“Then she said.” These are the last words of Naomi in the Book of Ruth, and they are factual but as comforting as she could be given the situation. Naomi does not give glowing words of hope about the future, but her confidence in Boaz is comforting. It often happens in life that people have to rely on one another, and being a reliable person is part of being a godly person, and God has a lot to say about being a faithful, reliable person (cp. Prov. 25:19).
“Sit still.” The Hebrew is just “sit,” but the idea is “sit still,” or “wait.”
“how the matter turns out.” A more literal translation would be “how the matter will fall,” which was her way of expressing how the matter will turn out. The source of the idiom is not known, and this is the only place in the Bible where the word “fall” is used to mean “turn out” or “result.” It is possible that the idiom came from the practice of using lots or dropping other things to determine the will of God (cp. Ezek. 21:21). This does not seem to be just helpless fatalism on the part of Naomi, but based on her telling Ruth to “sit still,” it seems to be based in Naomi’s perhaps newfound confidence that things will turn out well.
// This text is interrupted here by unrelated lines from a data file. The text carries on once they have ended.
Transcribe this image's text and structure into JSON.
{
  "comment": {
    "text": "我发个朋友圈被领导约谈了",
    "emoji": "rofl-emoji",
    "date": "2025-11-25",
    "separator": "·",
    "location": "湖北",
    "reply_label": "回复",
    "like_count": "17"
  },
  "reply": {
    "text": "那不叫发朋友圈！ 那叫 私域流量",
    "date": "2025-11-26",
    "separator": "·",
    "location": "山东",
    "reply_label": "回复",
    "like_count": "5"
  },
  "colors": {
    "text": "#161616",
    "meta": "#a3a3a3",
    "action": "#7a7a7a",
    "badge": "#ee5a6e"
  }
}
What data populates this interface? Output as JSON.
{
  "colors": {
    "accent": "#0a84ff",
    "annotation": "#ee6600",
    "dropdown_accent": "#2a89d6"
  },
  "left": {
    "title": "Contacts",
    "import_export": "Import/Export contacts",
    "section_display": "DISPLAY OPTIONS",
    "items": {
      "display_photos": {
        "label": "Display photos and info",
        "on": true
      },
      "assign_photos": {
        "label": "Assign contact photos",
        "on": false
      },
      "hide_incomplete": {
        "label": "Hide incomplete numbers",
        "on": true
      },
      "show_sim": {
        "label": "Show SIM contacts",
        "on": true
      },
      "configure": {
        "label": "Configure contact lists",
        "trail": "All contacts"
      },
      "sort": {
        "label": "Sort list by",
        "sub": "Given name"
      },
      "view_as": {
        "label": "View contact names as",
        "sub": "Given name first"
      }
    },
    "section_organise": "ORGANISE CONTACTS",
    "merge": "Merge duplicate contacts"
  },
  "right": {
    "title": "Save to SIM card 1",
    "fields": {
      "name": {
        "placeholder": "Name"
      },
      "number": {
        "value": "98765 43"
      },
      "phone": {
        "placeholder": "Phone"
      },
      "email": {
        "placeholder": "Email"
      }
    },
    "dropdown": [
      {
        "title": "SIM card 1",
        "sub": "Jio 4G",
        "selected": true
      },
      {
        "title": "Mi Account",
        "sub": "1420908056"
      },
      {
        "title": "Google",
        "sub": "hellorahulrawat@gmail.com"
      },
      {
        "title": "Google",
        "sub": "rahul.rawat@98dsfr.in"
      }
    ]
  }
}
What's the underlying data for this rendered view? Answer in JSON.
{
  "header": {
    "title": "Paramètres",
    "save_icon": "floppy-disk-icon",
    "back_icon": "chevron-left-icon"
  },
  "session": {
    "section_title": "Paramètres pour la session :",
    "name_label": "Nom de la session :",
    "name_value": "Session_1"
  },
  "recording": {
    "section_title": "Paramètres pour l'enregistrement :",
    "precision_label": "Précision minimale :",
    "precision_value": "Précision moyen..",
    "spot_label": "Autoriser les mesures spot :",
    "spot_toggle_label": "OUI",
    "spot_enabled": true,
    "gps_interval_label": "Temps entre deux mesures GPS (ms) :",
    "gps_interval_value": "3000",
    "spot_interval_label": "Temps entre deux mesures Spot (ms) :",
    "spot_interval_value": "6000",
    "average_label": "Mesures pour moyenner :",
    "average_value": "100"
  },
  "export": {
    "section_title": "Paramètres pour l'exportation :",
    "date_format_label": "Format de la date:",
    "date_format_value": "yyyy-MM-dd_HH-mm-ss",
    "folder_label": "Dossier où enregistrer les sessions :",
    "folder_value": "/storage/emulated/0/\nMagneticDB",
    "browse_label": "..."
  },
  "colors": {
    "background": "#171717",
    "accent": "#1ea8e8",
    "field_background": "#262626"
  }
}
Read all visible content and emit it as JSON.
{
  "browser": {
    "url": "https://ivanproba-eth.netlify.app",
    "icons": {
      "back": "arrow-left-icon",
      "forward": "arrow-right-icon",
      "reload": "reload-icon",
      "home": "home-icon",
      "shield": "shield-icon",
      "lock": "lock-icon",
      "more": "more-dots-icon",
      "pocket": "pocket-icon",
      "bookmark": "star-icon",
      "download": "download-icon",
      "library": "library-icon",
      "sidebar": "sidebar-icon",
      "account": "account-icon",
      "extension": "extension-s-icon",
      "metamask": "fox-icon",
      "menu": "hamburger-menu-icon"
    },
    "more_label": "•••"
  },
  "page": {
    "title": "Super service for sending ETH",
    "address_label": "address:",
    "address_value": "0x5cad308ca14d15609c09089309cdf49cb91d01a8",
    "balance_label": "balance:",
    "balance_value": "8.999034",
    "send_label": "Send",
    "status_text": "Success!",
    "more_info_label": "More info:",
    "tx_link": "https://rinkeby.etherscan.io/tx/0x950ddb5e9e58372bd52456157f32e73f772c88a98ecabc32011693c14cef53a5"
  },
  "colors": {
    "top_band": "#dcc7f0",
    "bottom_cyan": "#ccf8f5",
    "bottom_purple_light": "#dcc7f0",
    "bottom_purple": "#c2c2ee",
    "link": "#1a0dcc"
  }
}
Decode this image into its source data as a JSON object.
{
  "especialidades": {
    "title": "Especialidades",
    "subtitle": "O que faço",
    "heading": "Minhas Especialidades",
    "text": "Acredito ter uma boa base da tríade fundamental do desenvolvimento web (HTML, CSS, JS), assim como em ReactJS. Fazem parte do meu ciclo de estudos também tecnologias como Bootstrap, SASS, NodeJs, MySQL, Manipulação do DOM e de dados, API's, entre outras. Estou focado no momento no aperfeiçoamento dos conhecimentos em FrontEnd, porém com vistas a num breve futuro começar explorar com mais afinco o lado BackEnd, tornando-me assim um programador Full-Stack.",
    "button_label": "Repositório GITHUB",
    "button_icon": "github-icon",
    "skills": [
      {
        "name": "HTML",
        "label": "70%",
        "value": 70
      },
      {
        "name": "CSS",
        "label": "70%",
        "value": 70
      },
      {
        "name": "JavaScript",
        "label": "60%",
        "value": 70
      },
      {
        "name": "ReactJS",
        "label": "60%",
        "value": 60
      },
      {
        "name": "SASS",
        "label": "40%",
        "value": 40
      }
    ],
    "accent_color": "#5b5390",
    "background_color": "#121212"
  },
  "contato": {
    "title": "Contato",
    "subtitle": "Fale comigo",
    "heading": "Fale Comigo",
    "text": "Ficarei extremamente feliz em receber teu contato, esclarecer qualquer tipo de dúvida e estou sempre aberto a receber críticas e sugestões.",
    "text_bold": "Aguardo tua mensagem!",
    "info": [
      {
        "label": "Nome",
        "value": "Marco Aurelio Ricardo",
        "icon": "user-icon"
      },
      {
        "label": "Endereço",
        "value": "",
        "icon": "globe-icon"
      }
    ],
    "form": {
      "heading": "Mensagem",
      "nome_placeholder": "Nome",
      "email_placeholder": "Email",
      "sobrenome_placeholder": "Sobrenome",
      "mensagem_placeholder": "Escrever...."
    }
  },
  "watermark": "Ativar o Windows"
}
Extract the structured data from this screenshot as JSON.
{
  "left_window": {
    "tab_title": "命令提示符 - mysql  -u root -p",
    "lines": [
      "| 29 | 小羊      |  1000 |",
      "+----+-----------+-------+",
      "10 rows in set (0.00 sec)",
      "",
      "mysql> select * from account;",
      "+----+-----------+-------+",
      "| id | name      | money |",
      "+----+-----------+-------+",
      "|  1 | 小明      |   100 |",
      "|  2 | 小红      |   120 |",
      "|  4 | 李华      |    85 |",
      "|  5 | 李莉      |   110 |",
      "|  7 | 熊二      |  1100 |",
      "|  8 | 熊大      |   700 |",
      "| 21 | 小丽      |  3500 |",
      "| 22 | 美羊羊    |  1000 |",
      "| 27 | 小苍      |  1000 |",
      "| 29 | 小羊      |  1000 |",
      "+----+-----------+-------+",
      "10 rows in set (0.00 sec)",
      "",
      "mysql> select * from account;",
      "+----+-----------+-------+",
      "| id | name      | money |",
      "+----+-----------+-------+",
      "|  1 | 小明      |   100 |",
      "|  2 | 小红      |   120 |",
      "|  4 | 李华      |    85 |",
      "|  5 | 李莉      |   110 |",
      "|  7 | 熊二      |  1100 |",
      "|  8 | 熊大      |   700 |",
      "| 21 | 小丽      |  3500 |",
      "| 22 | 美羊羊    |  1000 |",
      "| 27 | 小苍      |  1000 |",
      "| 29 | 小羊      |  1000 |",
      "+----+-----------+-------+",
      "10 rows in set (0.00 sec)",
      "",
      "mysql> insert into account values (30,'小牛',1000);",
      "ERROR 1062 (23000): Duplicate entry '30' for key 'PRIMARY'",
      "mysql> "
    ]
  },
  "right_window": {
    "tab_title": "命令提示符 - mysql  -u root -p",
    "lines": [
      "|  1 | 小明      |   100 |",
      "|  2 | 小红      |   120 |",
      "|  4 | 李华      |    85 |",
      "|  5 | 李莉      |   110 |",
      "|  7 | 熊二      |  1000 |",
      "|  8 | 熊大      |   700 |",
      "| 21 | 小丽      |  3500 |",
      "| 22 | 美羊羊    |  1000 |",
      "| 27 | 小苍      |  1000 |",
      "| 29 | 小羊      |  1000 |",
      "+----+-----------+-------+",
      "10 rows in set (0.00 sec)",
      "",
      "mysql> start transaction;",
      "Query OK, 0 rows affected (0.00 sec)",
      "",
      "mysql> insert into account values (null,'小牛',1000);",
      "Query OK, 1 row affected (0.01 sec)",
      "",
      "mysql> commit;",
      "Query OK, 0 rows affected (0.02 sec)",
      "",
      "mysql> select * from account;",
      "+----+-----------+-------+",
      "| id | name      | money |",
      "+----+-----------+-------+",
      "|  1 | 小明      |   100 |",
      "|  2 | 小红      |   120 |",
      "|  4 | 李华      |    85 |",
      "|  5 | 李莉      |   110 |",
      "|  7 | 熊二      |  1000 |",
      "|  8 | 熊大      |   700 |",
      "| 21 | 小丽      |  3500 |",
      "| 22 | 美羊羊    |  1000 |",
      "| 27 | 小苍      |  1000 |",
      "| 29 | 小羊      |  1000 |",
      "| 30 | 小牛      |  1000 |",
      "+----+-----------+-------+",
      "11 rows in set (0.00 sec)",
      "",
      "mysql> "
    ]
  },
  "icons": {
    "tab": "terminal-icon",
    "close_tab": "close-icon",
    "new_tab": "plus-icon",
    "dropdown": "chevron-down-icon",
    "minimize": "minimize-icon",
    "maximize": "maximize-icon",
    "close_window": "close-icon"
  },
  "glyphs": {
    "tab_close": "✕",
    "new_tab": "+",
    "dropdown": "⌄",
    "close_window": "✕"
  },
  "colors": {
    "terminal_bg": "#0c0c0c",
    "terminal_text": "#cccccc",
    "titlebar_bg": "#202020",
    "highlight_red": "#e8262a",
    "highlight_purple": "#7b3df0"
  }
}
Nevertheless, she expresses the situation well, because good outcomes are not guaranteed in life.
“for the man will not rest.” Naomi had picked up upon the concern that Boaz had for her and Ruth, and realized that he would deal with the matter of the kinsman-redeemer that day if at all possible.